The Second Step in The Relaxing Retirement Formula
As we’ve outlined over the last few weeks in studying John and Mary Independent vs. Ron and Rose Reactionary, it’s critical that you determine your level of dependence on your Retirement Bucket™, i.e. your retirement savings.
Do you need $1,000 per month over and above social security and a pension? Or do you need $10,000 per month?
As you might expect, there’s a huge difference.
If you’ve been following right along, then you answered the first half of that equation previously.
Now, to determine your level of dependence on your Retirement Bucket™, we need to figure out how you’re going to pay for the lifestyle you’ve outlined.
How much income will automatically come in?
When it will come in?
And, will it automatically keep pace with inflation?
Typically, fixed income sources in retirement fall into three main categories: social security, pensions, and rental property income, so let’s take a closer look at each of them.
Let’s start with Social Security. If you and your spouse are already receiving social security retirement income, then you already know what your income is.
However, if you haven’t begun receiving your benefits, you want to determine the amount you’ll both receive as early as age 62 up to your “full” retirement age (typically age 66 if you’re reading this).
You should receive a social security benefits statement every year around your birthday which reveals your anticipated benefits under all options.
The second source of fixed income is pensions. Under pensions, there are two main ways to receive a pension payout: as a lump sum check or as a monthly annuity (a monthly check).
If you can receive your pension in a lump sum, it is typically transferred directly to an IRA tax free and you are in charge of “creating” income from this lump sum of money in your IRA. It doesn’t happen automatically.
Assuming for a moment that you are receiving, or will receive, your pension in the form of a monthly annuity, you may select the single life annuity version (which ends at your death and does not continue to your spouse).
Or, you can select one of a variety of joint and survivor options to insure that your spouse receives some pension benefits when you pass away. If you’ve already retired, you may have already seen these: 100% joint and survivor, 50%, 66 2/3%, 10 year period certain, etc.
The key is to maximize your benefits while protecting your spouse in the most cost efficient manner. (I’ve explored the pros and cons of this in past articles and blogs, and will do so again soon)
Rental Property Income
Fixed income source #3 is rental property income. This is a place which requires you to do some real honest homework. And, that’s because what we’re looking to determine is “net” rental income, not gross.
Many people focus on the rent check(s) they receive each month. That’s a good start, but from that gross check each month there are numerous potential expenses that have to be taken into consideration: real estate taxes, mortgages (if you still have one), utilities (if you’re paying them), and most importantly, maintenance and repair.
Properties require upkeep. And, if you’re not the one doing the work, this can be quite costly. So, an honest, rational projection of future maintenance costs should be factored in to determine your “net” rental income that you can expect.
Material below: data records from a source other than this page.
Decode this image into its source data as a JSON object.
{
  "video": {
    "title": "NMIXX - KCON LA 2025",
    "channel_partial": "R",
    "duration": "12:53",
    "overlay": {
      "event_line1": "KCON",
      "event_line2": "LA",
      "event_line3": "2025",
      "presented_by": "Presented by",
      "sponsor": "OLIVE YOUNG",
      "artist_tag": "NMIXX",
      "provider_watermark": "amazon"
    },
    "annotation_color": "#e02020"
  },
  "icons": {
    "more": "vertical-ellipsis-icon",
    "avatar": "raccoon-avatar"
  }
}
Once you have a clear picture of all 3 of these potential monthly income sources, we have to examine what they look like in the future. This is where we will continue in our next blog entry in this series.